WASHINGTON, GEORGE (1732-1799), President. Letter signed ("Go:Washington") as President to George Read, Jr., [New York], 30 September 1789. 1 page, 4to, paper slightly brittle, several chips to left-hand edge (repairable), not affecting text.
"THE HIGH IMPORTANCE OF THE JUDICIAL SYSTEM IN OUR NATIONAL GOVERNMENT": THE ESTABLISHMENT OF THE JUDICIARY UNDER THE CONSTITUTION
The general, non-specific character of Article 3 of the Constitution, regarding the judiciary, made it necessary for the new Congress, as one if its earliest acts to draft the Judiciary Act of 1789, creating the actual framework of the nation's judicial system. That key act was signed into law by President Washington on 24 September, and almost immediately afterwards, he began to sign the necessary judicial appointments, like the present, to make it operative. Here, he names Read, the son of a Signer of the Declaration of Independence, to the post of District Attorney for the state of Delaware: "I have the pleasure to inform you that you are appointed Attorney of the District of Delaware, and your commission is enclosed [not present], accompanied with such laws as have passed relative to the Judicial Department of the United States. The high importance of the Judicial System in our national Government, made it an indispensable duty to select such characters to fill the several offices in it as would discharge their respective trusts with honor to themselves and advantage to their Country."
Read was a member of an important Delaware family that played a key role in that state's social and political development. George Read Jr. accepted the judicial post offered by the President here and served as District Attorney for an astonishing 47 years (1789-1836). His father, George Read Sr. (1733-1798), had served as Crown District attorney, was a delegate to the Continental Congress and the only Signer to have voted against independence. George Sr. also served as a delegate to the Constitutional Convention and worked tirelessly to ensure that Delaware was the first state to ratify the Federal Constitution.

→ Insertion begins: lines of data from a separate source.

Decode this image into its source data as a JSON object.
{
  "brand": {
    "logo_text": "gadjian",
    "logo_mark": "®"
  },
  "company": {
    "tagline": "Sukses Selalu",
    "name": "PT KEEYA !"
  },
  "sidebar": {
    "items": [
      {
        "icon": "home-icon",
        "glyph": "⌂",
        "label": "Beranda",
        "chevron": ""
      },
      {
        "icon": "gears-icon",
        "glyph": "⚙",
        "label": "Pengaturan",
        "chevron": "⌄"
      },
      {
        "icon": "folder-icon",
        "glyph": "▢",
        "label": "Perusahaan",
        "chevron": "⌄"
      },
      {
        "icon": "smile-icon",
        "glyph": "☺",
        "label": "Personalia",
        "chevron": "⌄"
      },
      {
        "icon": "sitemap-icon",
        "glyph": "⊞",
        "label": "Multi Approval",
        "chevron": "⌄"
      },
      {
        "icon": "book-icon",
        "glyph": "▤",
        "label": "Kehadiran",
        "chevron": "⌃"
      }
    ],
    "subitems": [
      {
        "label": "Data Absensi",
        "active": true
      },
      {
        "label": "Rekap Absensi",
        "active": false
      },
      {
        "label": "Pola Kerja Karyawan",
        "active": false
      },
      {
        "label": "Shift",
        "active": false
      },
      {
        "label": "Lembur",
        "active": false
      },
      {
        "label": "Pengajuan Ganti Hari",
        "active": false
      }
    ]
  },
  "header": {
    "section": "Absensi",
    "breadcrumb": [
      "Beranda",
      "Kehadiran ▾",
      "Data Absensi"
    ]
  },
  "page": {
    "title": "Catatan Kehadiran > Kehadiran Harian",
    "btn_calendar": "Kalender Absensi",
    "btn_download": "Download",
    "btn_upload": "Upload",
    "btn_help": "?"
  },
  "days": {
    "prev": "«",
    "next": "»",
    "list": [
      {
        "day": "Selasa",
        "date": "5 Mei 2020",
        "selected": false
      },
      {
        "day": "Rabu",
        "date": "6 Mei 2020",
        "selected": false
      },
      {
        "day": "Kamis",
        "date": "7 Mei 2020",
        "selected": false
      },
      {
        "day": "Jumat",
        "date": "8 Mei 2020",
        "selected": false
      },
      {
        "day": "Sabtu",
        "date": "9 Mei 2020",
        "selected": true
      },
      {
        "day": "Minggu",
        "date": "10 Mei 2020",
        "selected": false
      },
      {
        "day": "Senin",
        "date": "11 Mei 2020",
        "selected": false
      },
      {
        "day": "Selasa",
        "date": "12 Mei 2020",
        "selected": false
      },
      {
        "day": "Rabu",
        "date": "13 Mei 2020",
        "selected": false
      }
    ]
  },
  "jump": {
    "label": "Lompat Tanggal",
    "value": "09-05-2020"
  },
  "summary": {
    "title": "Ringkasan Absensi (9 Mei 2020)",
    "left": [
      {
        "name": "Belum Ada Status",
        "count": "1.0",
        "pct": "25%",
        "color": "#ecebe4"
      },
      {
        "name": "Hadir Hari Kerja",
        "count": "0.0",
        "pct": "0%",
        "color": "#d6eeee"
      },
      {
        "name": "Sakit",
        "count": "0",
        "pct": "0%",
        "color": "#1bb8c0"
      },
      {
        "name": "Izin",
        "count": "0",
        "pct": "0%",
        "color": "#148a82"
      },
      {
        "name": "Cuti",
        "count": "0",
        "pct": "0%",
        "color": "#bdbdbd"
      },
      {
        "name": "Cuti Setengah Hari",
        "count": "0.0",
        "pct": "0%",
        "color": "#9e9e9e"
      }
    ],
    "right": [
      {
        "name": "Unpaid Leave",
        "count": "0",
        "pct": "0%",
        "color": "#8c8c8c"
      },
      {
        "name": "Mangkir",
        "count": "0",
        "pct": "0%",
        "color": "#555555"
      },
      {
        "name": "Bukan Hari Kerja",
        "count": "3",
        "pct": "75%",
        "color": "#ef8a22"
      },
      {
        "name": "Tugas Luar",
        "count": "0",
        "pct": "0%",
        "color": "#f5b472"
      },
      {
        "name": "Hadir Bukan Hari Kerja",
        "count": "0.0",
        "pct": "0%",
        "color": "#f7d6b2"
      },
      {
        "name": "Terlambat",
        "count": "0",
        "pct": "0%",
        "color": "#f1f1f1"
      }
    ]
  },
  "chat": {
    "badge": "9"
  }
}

Washington's circular letters making judicial appointments are unexpectedly rare; we trace no other examples at auction in over 25 years. Published in Fitzpatrick, 30:424.